She is currently on the boards of The Jewish Forward Advisory Committee and the American Jewish Joint Distribution Committee and serves as a judge for the Rohr Prize in Jewish Literature. During the Bill Clinton administration, she served in several roles at the United States Holocaust Memorial Museum.
She is an author of eight books, including The Eichmann Trial; Holocaust: An American Understanding; Antisemitism: Here and Now; and Beyond Belief: The American Press and the Coming of the Holocaust, 1933–1945.
British writer and Holocaust denier David Irving sued her for libel in London in 2000. The famous trial resulted in a victory for Lipstadt, who in 2005 wrote her memoir: History on Trial: My Day in Court with a Holocaust Denier.
Lipstadt was previously a member of the US Department of State’s Advisory Committee on Religious Persecution Abroad and was a Board Member of Hillel International, The Defiant Requiem and The Covenant Foundation. Lipstadt received a BA from City College in New York and an MA and Ph.D. from Brandeis University.

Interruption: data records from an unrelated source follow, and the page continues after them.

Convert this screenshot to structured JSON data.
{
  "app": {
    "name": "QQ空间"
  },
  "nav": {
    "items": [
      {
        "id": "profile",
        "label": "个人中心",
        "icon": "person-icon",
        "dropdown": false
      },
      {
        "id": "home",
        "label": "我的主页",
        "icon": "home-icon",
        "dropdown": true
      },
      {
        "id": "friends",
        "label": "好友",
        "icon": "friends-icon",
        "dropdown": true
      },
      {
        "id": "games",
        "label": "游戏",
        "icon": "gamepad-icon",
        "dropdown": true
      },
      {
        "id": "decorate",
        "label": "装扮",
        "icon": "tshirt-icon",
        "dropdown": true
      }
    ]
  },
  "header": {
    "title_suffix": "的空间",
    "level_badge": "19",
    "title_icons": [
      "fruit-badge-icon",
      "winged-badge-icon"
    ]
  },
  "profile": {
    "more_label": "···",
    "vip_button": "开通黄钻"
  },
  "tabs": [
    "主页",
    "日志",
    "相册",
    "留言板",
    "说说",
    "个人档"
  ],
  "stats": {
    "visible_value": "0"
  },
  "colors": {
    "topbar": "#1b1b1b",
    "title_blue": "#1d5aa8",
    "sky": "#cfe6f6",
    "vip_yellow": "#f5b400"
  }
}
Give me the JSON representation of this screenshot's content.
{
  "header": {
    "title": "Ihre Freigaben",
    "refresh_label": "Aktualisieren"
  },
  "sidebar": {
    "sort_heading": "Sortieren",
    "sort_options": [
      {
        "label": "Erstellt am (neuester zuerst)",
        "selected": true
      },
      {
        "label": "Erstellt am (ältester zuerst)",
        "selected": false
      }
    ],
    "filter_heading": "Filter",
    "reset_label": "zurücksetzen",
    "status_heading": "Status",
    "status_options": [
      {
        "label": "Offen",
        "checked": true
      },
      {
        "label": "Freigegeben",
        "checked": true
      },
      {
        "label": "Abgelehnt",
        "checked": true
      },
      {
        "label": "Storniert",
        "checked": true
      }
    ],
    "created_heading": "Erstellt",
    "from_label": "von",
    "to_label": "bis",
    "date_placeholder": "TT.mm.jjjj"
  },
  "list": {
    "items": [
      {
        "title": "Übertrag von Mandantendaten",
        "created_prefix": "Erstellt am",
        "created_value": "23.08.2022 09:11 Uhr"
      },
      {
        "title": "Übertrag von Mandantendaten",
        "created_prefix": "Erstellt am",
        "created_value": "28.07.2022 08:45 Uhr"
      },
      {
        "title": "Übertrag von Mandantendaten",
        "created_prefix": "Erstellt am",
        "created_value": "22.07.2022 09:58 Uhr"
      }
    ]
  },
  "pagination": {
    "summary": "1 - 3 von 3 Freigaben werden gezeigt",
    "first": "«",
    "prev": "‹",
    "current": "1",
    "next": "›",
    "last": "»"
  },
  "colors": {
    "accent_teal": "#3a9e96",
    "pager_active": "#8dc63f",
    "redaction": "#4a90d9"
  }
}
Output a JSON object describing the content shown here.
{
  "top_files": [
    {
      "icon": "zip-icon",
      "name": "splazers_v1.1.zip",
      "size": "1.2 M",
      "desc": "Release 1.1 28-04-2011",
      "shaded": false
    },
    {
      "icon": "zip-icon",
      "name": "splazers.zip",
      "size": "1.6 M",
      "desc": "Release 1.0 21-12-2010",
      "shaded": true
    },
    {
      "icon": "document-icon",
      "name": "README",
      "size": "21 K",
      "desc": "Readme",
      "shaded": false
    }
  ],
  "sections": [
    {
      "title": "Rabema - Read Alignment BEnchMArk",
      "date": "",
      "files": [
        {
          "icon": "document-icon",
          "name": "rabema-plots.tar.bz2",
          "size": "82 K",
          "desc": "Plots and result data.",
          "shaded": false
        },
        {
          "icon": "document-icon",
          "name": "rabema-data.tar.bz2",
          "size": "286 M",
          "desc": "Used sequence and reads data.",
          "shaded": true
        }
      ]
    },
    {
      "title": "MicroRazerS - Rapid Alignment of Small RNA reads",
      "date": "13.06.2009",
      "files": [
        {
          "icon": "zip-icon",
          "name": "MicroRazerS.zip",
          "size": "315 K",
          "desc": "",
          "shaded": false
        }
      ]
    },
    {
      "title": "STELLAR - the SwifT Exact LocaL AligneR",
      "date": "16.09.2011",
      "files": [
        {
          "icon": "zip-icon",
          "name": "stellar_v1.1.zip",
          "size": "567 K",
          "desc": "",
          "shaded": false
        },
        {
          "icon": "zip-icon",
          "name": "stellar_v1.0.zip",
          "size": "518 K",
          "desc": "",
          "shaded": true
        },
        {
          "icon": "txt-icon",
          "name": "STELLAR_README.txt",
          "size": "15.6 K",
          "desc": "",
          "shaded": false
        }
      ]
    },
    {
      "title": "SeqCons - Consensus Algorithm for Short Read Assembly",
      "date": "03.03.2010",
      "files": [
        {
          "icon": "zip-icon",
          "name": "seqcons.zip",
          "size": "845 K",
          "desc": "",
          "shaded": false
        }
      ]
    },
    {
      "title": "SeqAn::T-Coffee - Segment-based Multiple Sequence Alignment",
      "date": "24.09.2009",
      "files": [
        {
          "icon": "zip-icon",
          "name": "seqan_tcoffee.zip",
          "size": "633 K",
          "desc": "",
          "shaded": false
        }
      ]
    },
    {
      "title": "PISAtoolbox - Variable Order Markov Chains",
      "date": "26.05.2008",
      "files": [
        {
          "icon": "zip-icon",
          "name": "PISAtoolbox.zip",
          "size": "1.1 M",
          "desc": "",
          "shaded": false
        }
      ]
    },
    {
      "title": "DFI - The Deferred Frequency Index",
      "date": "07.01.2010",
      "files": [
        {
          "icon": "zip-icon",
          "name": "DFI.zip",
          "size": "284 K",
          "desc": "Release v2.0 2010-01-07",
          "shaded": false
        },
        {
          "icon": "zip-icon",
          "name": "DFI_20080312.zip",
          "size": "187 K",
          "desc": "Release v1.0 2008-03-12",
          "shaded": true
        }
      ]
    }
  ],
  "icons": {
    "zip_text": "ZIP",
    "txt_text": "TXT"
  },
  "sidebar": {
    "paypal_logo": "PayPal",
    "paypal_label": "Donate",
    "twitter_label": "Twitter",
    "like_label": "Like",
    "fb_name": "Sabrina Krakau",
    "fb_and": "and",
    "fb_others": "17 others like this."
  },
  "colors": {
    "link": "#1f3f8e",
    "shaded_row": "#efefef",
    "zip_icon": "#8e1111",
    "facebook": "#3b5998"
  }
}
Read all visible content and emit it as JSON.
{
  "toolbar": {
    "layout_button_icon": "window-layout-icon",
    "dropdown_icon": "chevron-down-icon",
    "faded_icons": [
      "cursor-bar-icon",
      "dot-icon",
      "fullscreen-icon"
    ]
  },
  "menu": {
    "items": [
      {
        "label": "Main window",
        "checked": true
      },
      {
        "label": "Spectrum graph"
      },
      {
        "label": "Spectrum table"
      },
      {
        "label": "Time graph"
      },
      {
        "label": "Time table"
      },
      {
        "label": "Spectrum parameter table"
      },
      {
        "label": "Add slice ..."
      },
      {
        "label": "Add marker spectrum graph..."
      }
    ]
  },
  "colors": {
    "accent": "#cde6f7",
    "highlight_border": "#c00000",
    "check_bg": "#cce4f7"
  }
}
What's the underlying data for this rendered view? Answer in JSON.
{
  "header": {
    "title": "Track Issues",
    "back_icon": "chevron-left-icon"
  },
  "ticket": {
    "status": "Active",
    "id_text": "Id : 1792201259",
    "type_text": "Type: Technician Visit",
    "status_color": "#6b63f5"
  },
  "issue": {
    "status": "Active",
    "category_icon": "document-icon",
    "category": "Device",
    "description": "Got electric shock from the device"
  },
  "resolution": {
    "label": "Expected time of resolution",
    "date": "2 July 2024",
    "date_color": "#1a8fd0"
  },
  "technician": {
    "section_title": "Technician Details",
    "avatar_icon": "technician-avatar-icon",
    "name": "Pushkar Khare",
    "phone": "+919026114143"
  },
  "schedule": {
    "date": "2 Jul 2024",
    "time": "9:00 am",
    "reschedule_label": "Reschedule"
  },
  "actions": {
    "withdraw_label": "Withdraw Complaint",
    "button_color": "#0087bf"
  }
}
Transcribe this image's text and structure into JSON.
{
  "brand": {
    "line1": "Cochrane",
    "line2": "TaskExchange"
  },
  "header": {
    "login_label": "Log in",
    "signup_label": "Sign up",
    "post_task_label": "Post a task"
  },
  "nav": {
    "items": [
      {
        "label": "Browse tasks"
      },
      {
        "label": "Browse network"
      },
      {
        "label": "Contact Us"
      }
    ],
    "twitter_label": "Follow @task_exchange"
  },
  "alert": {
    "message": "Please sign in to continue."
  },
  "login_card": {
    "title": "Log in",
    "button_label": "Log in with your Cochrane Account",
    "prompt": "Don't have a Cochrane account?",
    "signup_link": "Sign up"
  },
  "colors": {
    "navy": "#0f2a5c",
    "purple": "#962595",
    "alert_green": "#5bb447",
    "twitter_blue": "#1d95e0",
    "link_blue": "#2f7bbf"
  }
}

Rep. Ted Deutch (D-Florida) said in a statement that President Biden “made an excellent choice in selecting Deborah Lipstadt to serve as the State Department’s Special Envoy to Monitor and Combat Antisemitism. She will bring to this role extensive experience and a deep understanding of historic and modern day antisemitism,” he said.
“Especially amid the years-long rise in global antisemitism, Deborah is the leader we need to push governments to take this deadly threat seriously,” said Deutch.
“I first met Deborah Lipstadt in 1990 when she was the resident scholar on a trip to Poland and Israel,” Rep. Brad Schneider (D-Illinois) said in a statement. “For decades, she has served as both academic and activist, inspiring policymakers to confront the harsh realities of antisemitism in our world and fight for justice.”
“I can’t imagine a better, more qualified person to lead the United States’ efforts to combat antisemitism. Amid recent rising antisemitism both in the United States and around the globe, Deborah Lipstadt will lead with a vigorous moral clarity,” said Schneider.
Several Jewish leaders called on the Biden administration in recent weeks to fill the position that was left vacant since he took office.
“Nominating and confirming the Special Envoy for Monitoring and Combating Antisemitism as soon as possible is a top priority for the Jewish community,” said William Daroff, CEO of the Conference of Presidents of Major Jewish Organizations told The Jerusalem Post earlier in July.
“Given the rise in antisemitism across the globe, it is essential that the envoy be in place without further delay,” he added. Israel’s Ambassador to the United States and U.N. Gilad Erdan congratulated Lipstadt in a statement. “As an accomplished author and historian, Dr. Lipstadt has dedicated her life to fighting antisemitism and preserving the memory of the Holocaust,” he wrote. “Antisemitism is the oldest and most widespread form of hatred and the recent wave of antisemitic attacks against Jews around the world and in the U.S. serves as a reminder that no place is safe from antisemitic hatred.”